**Your objective**
Whenever a line of the listing contains the string "user", return that line.

**Records shown**

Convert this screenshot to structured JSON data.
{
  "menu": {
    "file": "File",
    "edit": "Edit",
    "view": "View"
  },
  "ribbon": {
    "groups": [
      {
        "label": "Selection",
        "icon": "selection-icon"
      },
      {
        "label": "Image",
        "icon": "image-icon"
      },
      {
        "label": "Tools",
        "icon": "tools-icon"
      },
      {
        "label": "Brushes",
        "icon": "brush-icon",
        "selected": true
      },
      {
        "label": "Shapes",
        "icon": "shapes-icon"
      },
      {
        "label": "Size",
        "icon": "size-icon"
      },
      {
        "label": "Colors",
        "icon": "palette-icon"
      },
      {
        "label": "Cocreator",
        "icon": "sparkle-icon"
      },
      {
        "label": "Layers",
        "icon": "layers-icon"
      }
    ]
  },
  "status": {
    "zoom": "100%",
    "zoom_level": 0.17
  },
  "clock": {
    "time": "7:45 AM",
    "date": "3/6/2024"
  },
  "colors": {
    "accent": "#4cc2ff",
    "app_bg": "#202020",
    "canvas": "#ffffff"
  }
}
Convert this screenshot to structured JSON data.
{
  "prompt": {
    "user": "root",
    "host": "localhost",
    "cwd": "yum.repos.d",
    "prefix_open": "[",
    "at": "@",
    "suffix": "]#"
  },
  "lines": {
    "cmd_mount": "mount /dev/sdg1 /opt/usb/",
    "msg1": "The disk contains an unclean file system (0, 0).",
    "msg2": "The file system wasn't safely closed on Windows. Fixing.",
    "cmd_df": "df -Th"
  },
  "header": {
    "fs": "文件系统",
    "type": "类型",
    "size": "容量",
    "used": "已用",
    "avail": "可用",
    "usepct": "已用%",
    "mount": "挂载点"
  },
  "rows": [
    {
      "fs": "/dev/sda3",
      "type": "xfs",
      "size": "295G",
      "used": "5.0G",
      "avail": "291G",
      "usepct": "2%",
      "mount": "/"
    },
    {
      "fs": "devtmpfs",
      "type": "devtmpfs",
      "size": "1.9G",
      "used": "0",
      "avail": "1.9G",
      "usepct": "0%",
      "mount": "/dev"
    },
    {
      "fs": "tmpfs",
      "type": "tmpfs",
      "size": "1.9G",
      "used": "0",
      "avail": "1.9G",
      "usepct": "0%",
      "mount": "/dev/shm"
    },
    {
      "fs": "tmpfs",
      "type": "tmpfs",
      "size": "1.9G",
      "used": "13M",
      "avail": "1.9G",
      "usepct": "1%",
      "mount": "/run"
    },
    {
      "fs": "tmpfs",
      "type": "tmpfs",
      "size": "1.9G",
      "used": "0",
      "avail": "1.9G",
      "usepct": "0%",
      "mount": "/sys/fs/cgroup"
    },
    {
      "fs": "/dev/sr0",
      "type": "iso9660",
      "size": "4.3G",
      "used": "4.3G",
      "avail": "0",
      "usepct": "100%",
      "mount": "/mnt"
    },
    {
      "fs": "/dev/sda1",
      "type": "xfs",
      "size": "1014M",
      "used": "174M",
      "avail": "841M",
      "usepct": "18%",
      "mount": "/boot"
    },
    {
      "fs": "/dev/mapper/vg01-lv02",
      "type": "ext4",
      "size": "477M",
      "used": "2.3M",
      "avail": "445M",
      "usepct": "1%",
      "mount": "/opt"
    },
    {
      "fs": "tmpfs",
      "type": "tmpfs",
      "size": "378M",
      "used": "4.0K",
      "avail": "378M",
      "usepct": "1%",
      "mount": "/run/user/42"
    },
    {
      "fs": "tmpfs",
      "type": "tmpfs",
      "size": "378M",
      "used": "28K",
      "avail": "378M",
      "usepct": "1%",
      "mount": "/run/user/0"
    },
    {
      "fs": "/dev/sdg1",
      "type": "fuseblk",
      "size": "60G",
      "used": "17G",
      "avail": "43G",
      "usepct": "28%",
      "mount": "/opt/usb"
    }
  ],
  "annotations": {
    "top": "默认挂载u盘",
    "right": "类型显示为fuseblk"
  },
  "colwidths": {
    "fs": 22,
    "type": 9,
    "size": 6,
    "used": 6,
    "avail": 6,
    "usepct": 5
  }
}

**Answer box**
    "user": "root",
      "mount": "/run/user/42"
      "mount": "/run/user/0"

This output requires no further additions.